Comb through the entries for "Redis" and pull out each line that holds it.

══════════════════════════════

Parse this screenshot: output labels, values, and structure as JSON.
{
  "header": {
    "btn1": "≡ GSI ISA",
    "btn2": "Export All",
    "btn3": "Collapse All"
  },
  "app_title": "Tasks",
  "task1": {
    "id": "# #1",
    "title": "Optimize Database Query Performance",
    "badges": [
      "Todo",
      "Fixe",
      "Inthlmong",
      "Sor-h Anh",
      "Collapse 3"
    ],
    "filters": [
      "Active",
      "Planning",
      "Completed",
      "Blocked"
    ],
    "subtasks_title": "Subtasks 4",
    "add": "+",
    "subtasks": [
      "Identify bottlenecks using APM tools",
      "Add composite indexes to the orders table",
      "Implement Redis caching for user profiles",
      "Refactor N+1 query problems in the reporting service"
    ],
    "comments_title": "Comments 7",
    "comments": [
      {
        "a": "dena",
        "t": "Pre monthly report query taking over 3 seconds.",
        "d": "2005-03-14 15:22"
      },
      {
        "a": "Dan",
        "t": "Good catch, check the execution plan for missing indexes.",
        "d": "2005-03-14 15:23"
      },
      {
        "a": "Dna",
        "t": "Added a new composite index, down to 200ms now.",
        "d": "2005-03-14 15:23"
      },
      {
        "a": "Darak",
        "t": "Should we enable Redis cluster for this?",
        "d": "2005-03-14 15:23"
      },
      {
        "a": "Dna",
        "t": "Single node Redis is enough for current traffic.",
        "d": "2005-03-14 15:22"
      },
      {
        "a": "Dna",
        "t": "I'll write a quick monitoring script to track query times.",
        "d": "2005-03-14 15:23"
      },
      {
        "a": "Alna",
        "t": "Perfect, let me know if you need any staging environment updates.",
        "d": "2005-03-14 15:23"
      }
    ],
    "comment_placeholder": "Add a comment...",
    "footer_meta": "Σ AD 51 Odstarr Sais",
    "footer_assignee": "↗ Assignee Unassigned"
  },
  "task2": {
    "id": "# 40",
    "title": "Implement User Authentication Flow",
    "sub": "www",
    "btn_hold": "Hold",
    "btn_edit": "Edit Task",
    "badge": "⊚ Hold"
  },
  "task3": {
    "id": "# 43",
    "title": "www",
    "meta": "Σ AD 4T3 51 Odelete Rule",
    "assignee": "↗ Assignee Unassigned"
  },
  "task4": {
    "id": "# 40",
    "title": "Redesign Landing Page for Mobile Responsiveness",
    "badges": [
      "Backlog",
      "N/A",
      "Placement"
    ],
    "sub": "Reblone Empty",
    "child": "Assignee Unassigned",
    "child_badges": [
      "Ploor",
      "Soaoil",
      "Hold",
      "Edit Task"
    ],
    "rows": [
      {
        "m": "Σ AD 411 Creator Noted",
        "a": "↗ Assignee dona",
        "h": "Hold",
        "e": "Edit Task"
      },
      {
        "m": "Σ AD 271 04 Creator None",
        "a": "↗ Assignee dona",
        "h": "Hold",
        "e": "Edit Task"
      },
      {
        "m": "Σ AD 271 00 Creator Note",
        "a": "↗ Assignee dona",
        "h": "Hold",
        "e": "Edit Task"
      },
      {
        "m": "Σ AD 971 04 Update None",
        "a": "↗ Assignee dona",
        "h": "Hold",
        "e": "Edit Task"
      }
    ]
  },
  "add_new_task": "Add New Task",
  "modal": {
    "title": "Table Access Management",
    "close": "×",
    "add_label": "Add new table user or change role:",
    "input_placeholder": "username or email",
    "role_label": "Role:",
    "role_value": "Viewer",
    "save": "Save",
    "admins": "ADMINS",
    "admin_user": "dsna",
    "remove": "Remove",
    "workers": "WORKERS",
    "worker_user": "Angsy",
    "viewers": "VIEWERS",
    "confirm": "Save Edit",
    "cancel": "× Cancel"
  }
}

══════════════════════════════

ANSWER SECTION
      "Implement Redis caching for user profiles",
        "t": "Should we enable Redis cluster for this?",
        "t": "Single node Redis is enough for current traffic.",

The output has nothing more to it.